16. Consistency in the dying declaration, therefore, is a very relevant factor. Such a relevant factor cannot be ignored. When a contradictory and inconsistent stand is taken by the deceased herself in different dying declarations, they should not be accepted on their face value. In any event, as a rule of prudence, corroboration must be sought from other evidence brought on record."
14. In view of the law explained hereinabove, we feel that it will not be safe to rely on the Dying Declarations, by which the deceased blamed the accused persons.

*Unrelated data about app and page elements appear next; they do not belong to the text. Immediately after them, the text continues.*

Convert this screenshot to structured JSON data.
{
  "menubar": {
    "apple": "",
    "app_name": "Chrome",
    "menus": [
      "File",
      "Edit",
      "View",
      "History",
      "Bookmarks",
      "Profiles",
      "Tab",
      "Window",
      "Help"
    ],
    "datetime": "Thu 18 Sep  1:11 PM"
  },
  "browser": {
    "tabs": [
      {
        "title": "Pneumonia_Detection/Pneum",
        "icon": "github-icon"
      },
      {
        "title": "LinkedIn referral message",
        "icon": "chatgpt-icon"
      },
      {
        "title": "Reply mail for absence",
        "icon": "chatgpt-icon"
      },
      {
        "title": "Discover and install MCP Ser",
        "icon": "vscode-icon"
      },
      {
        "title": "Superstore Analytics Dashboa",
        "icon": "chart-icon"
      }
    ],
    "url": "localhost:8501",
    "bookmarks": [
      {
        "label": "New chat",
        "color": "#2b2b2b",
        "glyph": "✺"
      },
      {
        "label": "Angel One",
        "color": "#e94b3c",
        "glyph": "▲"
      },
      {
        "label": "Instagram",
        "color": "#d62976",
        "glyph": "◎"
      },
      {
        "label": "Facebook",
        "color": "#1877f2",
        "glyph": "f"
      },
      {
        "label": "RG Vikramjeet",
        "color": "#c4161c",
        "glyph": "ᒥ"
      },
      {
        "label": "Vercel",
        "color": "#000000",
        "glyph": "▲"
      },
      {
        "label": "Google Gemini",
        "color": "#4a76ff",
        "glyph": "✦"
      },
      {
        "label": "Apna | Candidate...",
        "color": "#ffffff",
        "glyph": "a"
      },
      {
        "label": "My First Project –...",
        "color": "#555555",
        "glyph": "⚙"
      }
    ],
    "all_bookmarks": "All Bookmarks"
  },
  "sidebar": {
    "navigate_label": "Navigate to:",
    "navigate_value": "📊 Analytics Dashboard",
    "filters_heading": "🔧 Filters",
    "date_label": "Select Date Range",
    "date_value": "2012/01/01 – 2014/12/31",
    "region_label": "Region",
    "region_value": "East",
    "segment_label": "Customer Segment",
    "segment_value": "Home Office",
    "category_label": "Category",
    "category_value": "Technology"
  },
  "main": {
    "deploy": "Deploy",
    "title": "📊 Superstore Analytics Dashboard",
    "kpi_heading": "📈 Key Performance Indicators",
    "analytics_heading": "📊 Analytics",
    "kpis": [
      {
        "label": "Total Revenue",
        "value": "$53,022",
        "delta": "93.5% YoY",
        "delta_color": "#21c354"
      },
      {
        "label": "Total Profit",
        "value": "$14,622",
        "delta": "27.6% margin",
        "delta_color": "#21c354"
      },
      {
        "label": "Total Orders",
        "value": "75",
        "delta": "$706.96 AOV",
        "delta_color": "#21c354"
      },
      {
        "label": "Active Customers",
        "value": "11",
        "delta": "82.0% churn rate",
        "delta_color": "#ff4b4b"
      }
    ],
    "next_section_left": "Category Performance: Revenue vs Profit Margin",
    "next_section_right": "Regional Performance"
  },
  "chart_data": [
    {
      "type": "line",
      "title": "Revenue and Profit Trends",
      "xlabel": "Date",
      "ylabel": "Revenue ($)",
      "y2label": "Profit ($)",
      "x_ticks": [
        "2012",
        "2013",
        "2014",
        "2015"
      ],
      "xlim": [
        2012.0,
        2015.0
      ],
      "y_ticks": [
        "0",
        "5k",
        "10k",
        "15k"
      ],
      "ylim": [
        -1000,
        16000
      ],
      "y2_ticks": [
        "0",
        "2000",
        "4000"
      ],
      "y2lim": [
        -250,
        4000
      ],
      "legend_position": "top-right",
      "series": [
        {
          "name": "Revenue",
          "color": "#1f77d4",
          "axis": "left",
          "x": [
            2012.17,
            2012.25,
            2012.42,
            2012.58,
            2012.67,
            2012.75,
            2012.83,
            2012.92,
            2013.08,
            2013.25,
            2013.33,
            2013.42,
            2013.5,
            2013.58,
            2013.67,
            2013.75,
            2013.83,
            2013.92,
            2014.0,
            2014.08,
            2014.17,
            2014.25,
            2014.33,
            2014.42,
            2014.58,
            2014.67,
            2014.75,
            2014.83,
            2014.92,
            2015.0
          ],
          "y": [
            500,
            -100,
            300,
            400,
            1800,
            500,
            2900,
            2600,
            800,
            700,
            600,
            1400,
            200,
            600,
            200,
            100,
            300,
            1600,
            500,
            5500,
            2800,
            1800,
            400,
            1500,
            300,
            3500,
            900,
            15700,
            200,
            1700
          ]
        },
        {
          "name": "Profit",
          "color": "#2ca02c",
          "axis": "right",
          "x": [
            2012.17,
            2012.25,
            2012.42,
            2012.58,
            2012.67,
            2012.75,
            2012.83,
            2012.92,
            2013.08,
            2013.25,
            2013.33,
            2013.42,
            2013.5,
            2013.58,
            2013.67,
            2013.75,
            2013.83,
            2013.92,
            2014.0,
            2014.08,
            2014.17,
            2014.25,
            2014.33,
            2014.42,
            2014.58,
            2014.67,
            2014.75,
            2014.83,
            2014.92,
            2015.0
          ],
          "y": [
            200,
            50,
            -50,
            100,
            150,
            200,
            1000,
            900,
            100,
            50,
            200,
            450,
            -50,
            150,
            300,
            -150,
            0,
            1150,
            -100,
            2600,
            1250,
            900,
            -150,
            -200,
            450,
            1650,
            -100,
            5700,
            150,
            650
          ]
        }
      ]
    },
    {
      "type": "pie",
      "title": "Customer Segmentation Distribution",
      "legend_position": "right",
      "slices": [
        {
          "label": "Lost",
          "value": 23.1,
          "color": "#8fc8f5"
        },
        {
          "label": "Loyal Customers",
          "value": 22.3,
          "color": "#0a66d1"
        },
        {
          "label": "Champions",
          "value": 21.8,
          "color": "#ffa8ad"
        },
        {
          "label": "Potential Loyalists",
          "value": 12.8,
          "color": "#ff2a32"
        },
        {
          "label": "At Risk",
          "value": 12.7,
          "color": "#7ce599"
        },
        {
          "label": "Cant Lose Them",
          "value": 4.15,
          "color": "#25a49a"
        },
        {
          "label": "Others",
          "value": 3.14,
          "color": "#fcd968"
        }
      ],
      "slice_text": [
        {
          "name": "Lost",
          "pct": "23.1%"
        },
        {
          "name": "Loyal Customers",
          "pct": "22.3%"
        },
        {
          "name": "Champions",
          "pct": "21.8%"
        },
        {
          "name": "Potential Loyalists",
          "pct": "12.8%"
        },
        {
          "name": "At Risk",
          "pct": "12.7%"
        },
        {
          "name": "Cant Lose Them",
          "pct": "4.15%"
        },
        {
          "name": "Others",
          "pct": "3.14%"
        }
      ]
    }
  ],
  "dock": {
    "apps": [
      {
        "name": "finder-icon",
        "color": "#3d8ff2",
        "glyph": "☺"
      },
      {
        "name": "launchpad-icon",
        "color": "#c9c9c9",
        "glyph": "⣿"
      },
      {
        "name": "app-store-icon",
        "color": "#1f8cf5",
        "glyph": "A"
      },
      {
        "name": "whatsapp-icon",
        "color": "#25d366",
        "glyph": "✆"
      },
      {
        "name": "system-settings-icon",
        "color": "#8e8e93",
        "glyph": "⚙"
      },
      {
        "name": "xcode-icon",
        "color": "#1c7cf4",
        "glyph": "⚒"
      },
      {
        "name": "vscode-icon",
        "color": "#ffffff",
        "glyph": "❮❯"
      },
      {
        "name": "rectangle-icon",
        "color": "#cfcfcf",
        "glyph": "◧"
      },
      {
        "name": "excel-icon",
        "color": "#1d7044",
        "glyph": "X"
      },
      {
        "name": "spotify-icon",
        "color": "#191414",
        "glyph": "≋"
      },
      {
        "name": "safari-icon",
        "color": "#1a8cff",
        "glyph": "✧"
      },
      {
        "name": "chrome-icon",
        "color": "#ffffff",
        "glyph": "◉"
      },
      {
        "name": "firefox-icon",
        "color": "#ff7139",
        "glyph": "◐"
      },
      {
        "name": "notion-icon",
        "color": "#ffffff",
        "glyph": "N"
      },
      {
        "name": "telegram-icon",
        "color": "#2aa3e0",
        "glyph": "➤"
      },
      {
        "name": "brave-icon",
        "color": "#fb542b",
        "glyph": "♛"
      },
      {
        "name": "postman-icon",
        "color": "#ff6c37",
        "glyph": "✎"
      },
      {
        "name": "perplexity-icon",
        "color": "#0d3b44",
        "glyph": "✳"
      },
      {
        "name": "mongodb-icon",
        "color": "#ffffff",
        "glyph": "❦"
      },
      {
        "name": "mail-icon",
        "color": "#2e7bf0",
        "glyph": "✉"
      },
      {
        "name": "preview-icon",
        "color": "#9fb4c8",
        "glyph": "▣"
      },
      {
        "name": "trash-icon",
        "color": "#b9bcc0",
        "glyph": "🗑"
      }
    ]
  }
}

There is no other evidence on record which could warrant conviction of the accused.
:: O R D E R ::
i. Both the Appeals are allowed.
ii. We set aside the order of conviction and sentence passed by the Additional Sessions Judge, Mumbai in Sessions Case No.24 of 1993 against the Appellant-original accused No.1, Amin Pyarali Bhimjibhai Charniya, in Criminal Appeal No.1308 of 2003 and Appellant-original accused No.2, Pyarali Bhimjibhai Charniya, and Appellant-original accused No.3, Smt. Dilshad Abunaker Mansuri, in Criminal Appeal No.1271 of 2003.
iii. In the light of the above discussion, the convictions will have to be set aside and same are accordingly set aside.
iv. We hereby direct that the Appellant, original accused No.1 Amin Pyarali Bhimjibhai Charniya, who is in jail, be released forthwith, if not required in any other case. We also direct that the bail bonds of the appellants, accused Nos.2 and 3, namely, Pyarali Bhimjibhai Charniya and Smt. Dilshad Abunaker Mansuri, shall stand cancelled.
v. Fine amount, if paid, be returned back to the respective appellants.